We present a novel approach to construct hollow polymeric microcontainers that can be remotely addressed using a low-power near-infrared laser to release encapsulated materials. Microshells possessing walls with aggregates of gold nanoparticles are found to release encapsulated materials upon near-IR irradiation, while shells containing the same amount of nonaggregated gold nanoparticles did not release their contents. The permeability of thermally shrunk microcapsules to dextran molecules is the lowest for shells containing nonaggregated nanoparticles and the highest for microcapsules with no nanoparticles. The wall thickness, roughness, influence of concentration of encapsulated materials, and general shrinking behavior of the microcapsules are studied. Aggregation of nanoparticles increases the absorption coefficient in the near-infrared part of electromagnetic spectrum. The temperature increase upon near-infrared laser illumination for different gold nanoparticle distributions is simulated.

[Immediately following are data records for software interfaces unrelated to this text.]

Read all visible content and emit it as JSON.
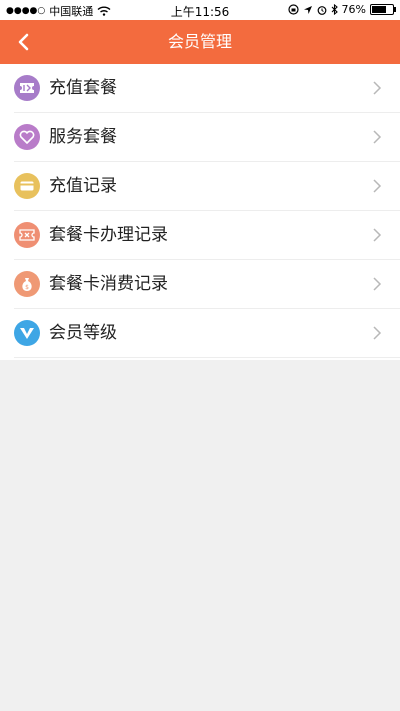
{
  "status_bar": {
    "signal": "●●●●○",
    "carrier": "中国联通",
    "time": "上午11:56",
    "battery_percent": "76%",
    "battery_level": 0.76
  },
  "nav": {
    "title": "会员管理"
  },
  "menu": {
    "items": [
      {
        "label": "充值套餐",
        "icon": "ticket-icon",
        "color": "#a77cc9"
      },
      {
        "label": "服务套餐",
        "icon": "heart-icon",
        "color": "#b97cc9"
      },
      {
        "label": "充值记录",
        "icon": "card-icon",
        "color": "#e8c15d"
      },
      {
        "label": "套餐卡办理记录",
        "icon": "coupon-icon",
        "color": "#ef8f73"
      },
      {
        "label": "套餐卡消费记录",
        "icon": "money-bag-icon",
        "color": "#ef9975"
      },
      {
        "label": "会员等级",
        "icon": "vip-icon",
        "color": "#3ea6e5"
      }
    ]
  },
  "colors": {
    "accent": "#f36b3e",
    "background": "#f0f0f0"
  }
}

Important implications of this approach are expected in development of drug delivery systems as well as in temperature- and light-sensitive materials and membranes.
- Infrared light
- Polyelectrolyte multilayers